The second trouble lies in articulating what is meant by loving with God’s divine, Agape love. How are we meant to go about Agape-ing people? God, who is Love, must Himself be the defining arbiter of the meaning of love; we look to Him to discover the meaning of Agape. But this brings us to a discomforting place, because the love of God exhibits itself most clearly in an act of horror and rejection—Agape is cruciform. God is Love, and Love is a cross, and therefore Love somehow contains judgment, death, and punishment. The Love of God is not an act of uncritical acceptance, but acceptance at great personal cost, acceptance which demands acknowledgement, change, and submission on the part of the recipient. This is the fundamental—even crucial—place where our loves are ordered. We come to God with self in priority, and love of self regnant; we submit at the cross to the love of God, crucifying the self and self-love, and allowing God’s self-giving love to take the throne. Thus, salvation is free but demanding once received, and acceptance of God’s true Love generates hatred of the unlovely. Ordered love hates the usurping love which seeks to drag the soul back into corruption and despair.

St_George

In the story of St. George and the Dragon, the Dragon is actually the body, brought into submission to God’s way.

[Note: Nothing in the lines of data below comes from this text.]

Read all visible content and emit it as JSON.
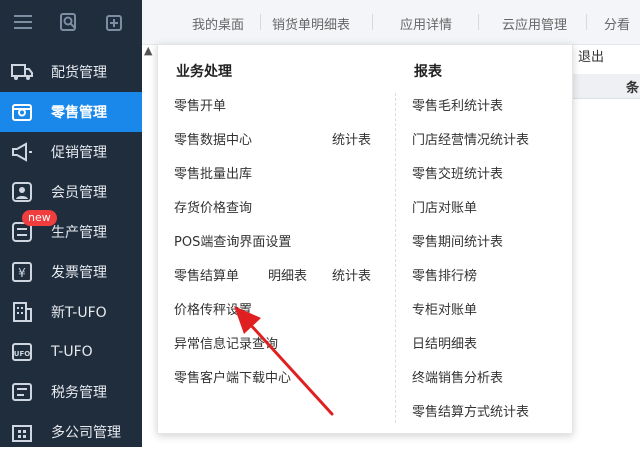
{
  "sidebar": {
    "items": [
      {
        "label": "配货管理",
        "icon": "truck-icon"
      },
      {
        "label": "零售管理",
        "icon": "retail-icon"
      },
      {
        "label": "促销管理",
        "icon": "megaphone-icon"
      },
      {
        "label": "会员管理",
        "icon": "member-icon"
      },
      {
        "label": "生产管理",
        "icon": "production-icon"
      },
      {
        "label": "发票管理",
        "icon": "invoice-icon"
      },
      {
        "label": "新T-UFO",
        "icon": "building-icon"
      },
      {
        "label": "T-UFO",
        "icon": "ufo-icon"
      },
      {
        "label": "税务管理",
        "icon": "tax-icon"
      },
      {
        "label": "多公司管理",
        "icon": "company-icon"
      }
    ],
    "new_badge": "new"
  },
  "tabs": [
    "我的桌面",
    "销货单明细表",
    "应用详情",
    "云应用管理",
    "分看"
  ],
  "right": {
    "logout": "退出",
    "col_header": "条"
  },
  "menu": {
    "left_title": "业务处理",
    "right_title": "报表",
    "left": {
      "retail_open": "零售开单",
      "retail_data_center": "零售数据中心",
      "stat_table_1": "统计表",
      "retail_batch_out": "零售批量出库",
      "stock_price_query": "存货价格查询",
      "pos_query_ui": "POS端查询界面设置",
      "retail_settle": "零售结算单",
      "detail_table": "明细表",
      "stat_table_2": "统计表",
      "price_scale_setting": "价格传秤设置",
      "exception_query": "异常信息记录查询",
      "client_download": "零售客户端下载中心"
    },
    "right": [
      "零售毛利统计表",
      "门店经营情况统计表",
      "零售交班统计表",
      "门店对账单",
      "零售期间统计表",
      "零售排行榜",
      "专柜对账单",
      "日结明细表",
      "终端销售分析表",
      "零售结算方式统计表"
    ]
  },
  "colors": {
    "sidebar_bg": "#1f2d3d",
    "active": "#1a87ea",
    "arrow": "#e02020",
    "badge": "#f03d3d"
  }
}
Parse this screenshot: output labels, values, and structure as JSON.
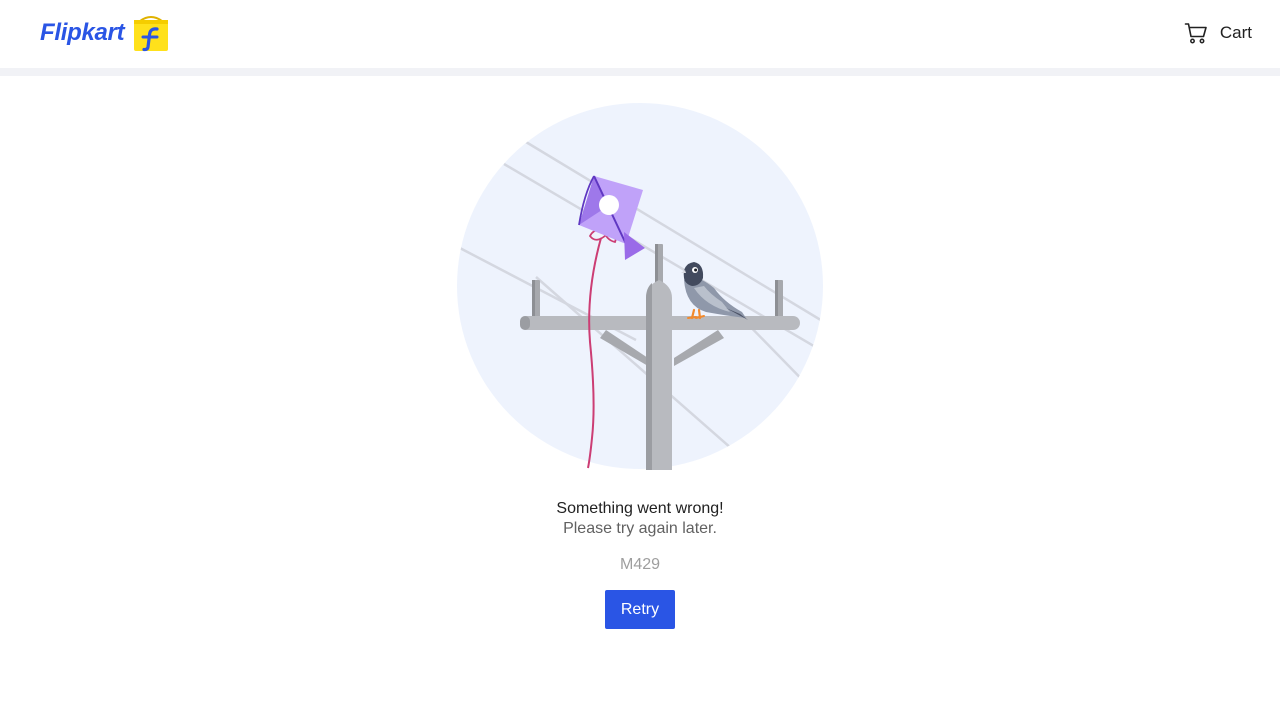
{
  "colors": {
    "brand": "#2a55e5",
    "brand_yellow": "#ffe11b",
    "page_bg": "#ffffff",
    "divider": "#f1f2f6",
    "illustration_bg": "#eef3fd"
  },
  "header": {
    "logo_text": "Flipkart",
    "logo_icon": "flipkart-bag-icon",
    "cart_icon": "cart-icon",
    "cart_label": "Cart"
  },
  "error": {
    "illustration": "kite-on-power-pole-with-pigeon",
    "title": "Something went wrong!",
    "subtitle": "Please try again later.",
    "code": "M429",
    "retry_label": "Retry"
  }
}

Orthodox Christianity can not, does not, must not, never has, and never will affirm the LGBTQ lifestyle, and any who do so but claim to follow Christ have compromised on the central witness of the Christian faith. They worship the god of love, but he is a god of their own manufacture, because his love is defined by their loves. Their expressions of love are idolatrous because they elevate their human perceptions of love in priority over God’s self-revelation of love. They have projected upon God their own perceptions, their own follies, and to them God says, “You thought that I was altogether like you” (Psalm 50:21). They are disordered in their thinking, and the result is confusion and eventual despair. They claim to follow God, but know Him not. They claim to love but have rejected the cross.

Returning to Orlando—but not Orlando because it is a matter for the world—what does it look like to love the LGBTQ community? How do you love without affirming? How do you offer an open door without acceptance? Three guidelines might help:

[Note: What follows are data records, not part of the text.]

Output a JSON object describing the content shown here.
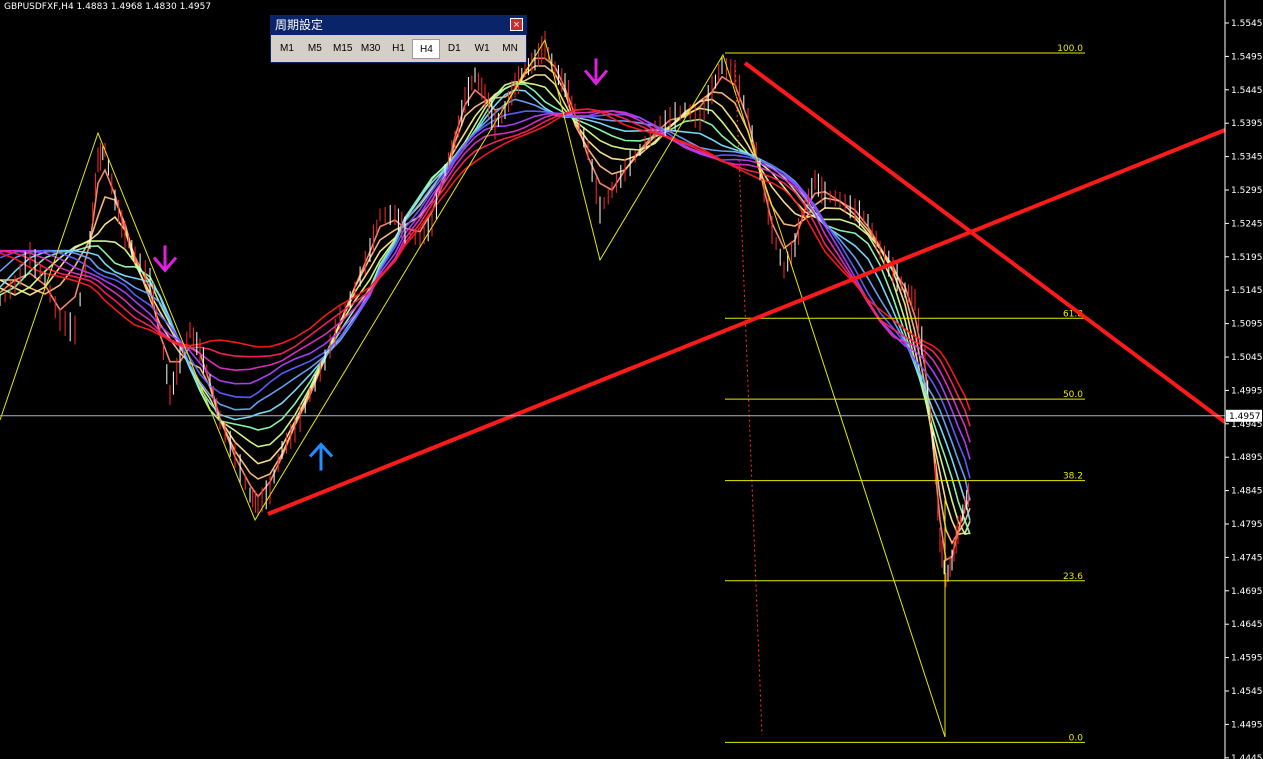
{
  "symbol_info": "GBPUSDFXF,H4  1.4883 1.4968 1.4830 1.4957",
  "period_panel": {
    "title": "周期設定",
    "close_icon": "×",
    "buttons": [
      "M1",
      "M5",
      "M15",
      "M30",
      "H1",
      "H4",
      "D1",
      "W1",
      "MN"
    ],
    "active": "H4"
  },
  "colors": {
    "background": "#000000",
    "trendline": "#ff1a1a",
    "fibonacci": "#e8e800",
    "arrow_down": "#e020e0",
    "arrow_up": "#1e90ff"
  },
  "chart_data": {
    "type": "line",
    "price_axis": {
      "min": 1.4445,
      "max": 1.5545,
      "ticks": [
        "1.5545",
        "1.5495",
        "1.5445",
        "1.5395",
        "1.5345",
        "1.5295",
        "1.5245",
        "1.5195",
        "1.5145",
        "1.5095",
        "1.5045",
        "1.4995",
        "1.4945",
        "1.4895",
        "1.4845",
        "1.4795",
        "1.4745",
        "1.4695",
        "1.4645",
        "1.4595",
        "1.4545",
        "1.4495",
        "1.4445"
      ]
    },
    "current_price": "1.4957",
    "fibonacci_levels": [
      {
        "label": "100.0",
        "price": 1.55
      },
      {
        "label": "61.8",
        "price": 1.5103
      },
      {
        "label": "50.0",
        "price": 1.4982
      },
      {
        "label": "38.2",
        "price": 1.486
      },
      {
        "label": "23.6",
        "price": 1.471
      },
      {
        "label": "0.0",
        "price": 1.4468
      }
    ],
    "signals": [
      {
        "type": "sell-arrow",
        "price": 1.5185
      },
      {
        "type": "sell-arrow",
        "price": 1.5465
      },
      {
        "type": "buy-arrow",
        "price": 1.4905
      }
    ]
  }
}
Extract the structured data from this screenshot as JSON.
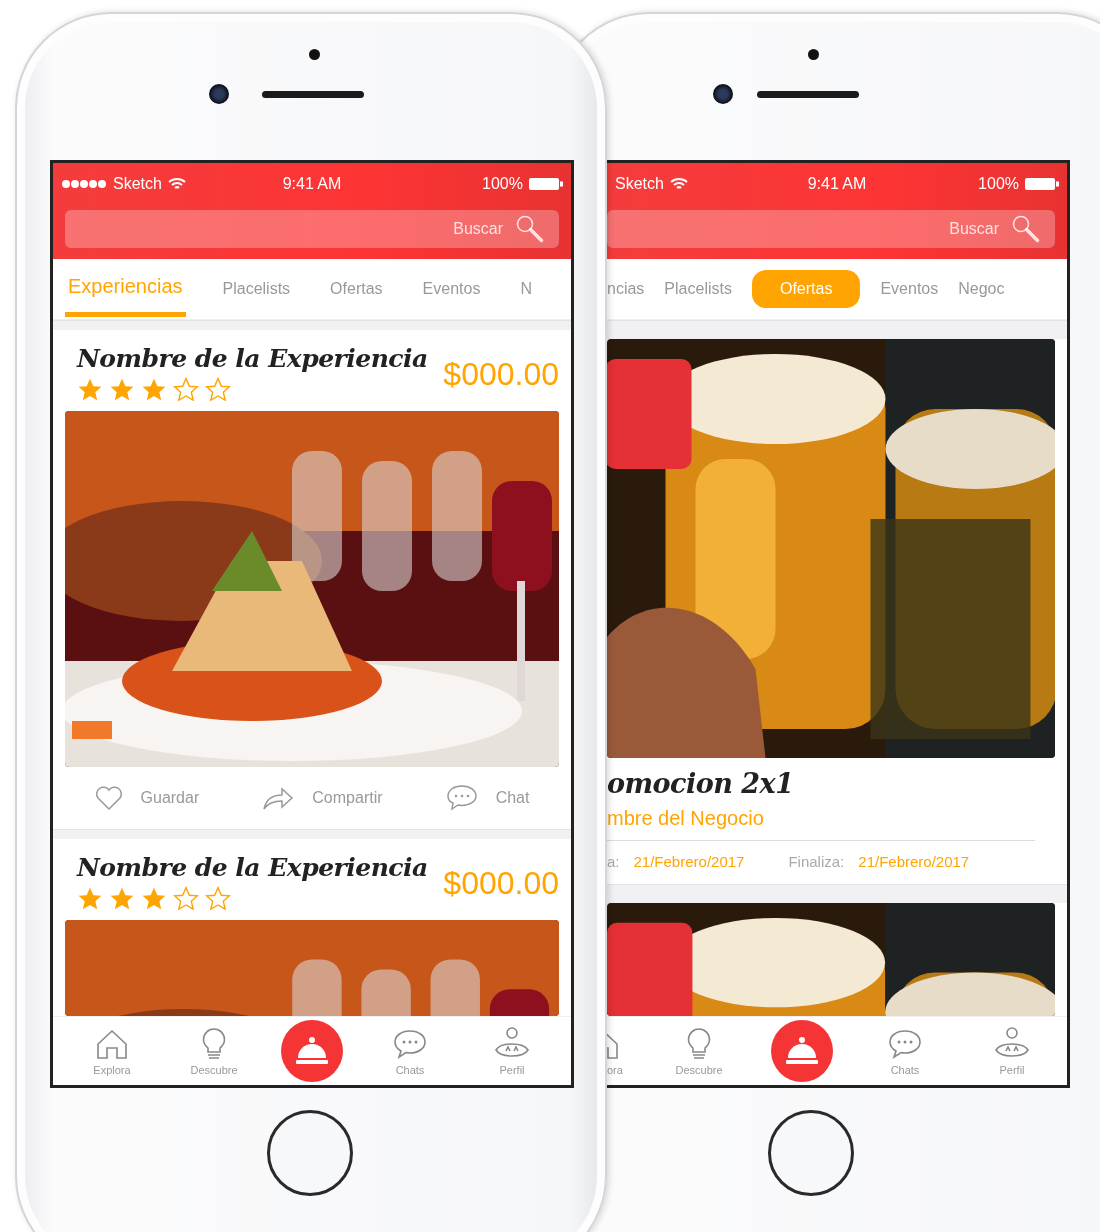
{
  "phones": [
    {
      "kind": "front",
      "status_bar": {
        "carrier": "Sketch",
        "time": "9:41 AM",
        "battery": "100%"
      },
      "search": {
        "placeholder": "Buscar"
      },
      "tabs": [
        {
          "label": "Experiencias",
          "selected": true
        },
        {
          "label": "Placelists",
          "selected": false
        },
        {
          "label": "Ofertas",
          "selected": false
        },
        {
          "label": "Eventos",
          "selected": false
        },
        {
          "label": "N",
          "selected": false
        }
      ],
      "cards": [
        {
          "kind": "experience",
          "title": "Nombre de la Experiencia",
          "stars": 3,
          "price": "$000.00",
          "actions": [
            "Guardar",
            "Compartir",
            "Chat"
          ]
        },
        {
          "kind": "experience",
          "title": "Nombre de la Experiencia",
          "stars": 3,
          "price": "$000.00"
        }
      ],
      "nav": [
        {
          "kind": "tab",
          "label": "Explora"
        },
        {
          "kind": "tab",
          "label": "Descubre"
        },
        {
          "kind": "action"
        },
        {
          "kind": "tab",
          "label": "Chats"
        },
        {
          "kind": "tab",
          "label": "Perfil"
        }
      ]
    },
    {
      "kind": "behind",
      "status_bar": {
        "carrier": "Sketch",
        "time": "9:41 AM",
        "battery": "100%"
      },
      "search": {
        "placeholder": "Buscar"
      },
      "tabs": [
        {
          "label": "ncias",
          "selected": false
        },
        {
          "label": "Placelists",
          "selected": false
        },
        {
          "label": "Ofertas",
          "selected": true
        },
        {
          "label": "Eventos",
          "selected": false
        },
        {
          "label": "Negoc",
          "selected": false
        }
      ],
      "cards": [
        {
          "kind": "offer",
          "title": "omocion 2x1",
          "business": "mbre del Negocio",
          "dates": [
            {
              "label": "a:",
              "value": "21/Febrero/2017"
            },
            {
              "label": "Finaliza:",
              "value": "21/Febrero/2017"
            }
          ]
        },
        {
          "kind": "offer"
        }
      ],
      "nav": [
        {
          "kind": "tab",
          "label": "ora"
        },
        {
          "kind": "tab",
          "label": "Descubre"
        },
        {
          "kind": "action"
        },
        {
          "kind": "tab",
          "label": "Chats"
        },
        {
          "kind": "tab",
          "label": "Perfil"
        }
      ]
    }
  ]
}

First, the difficulty of the Christian witness must be acknowledged. Christian love cuts against the grain of the world’s love. These loves are not the same, and the Church does neither the world, nor itself, a service when it confuses its commitments to love. Faithful Christianity is a difficult thing difficultly upheld. A commitment to orthodoxy is never easy. Christians must therefore resist the urge to affirm what should not be affirmed, to accept what must not be accepted.

Second, Christians must faithfully order our own loves so that our witness will not be compromised. If Agape is truly our call, then we must exhibit it in visibly cruciform living. The logs in our own eyes must be faithfully expunged as we approach our neighbors for the logs and specks in theirs.

Third, Christians must carefully strive to know our truths and understand our own hearts. Jeremiah proclaims that “the heart is deceitful above all else” (17:9). Unchecked, we will allow our passions to influence our commitment to truth. Love is more pain than pleasure, and commitment to truth is never accommodation. God’s truth is unchanging, God’s love is unchanging, but we, when we fail to seek both of these, fall short of our call to be images of God in the world, and in the worst case we become deceivers, even of the elect.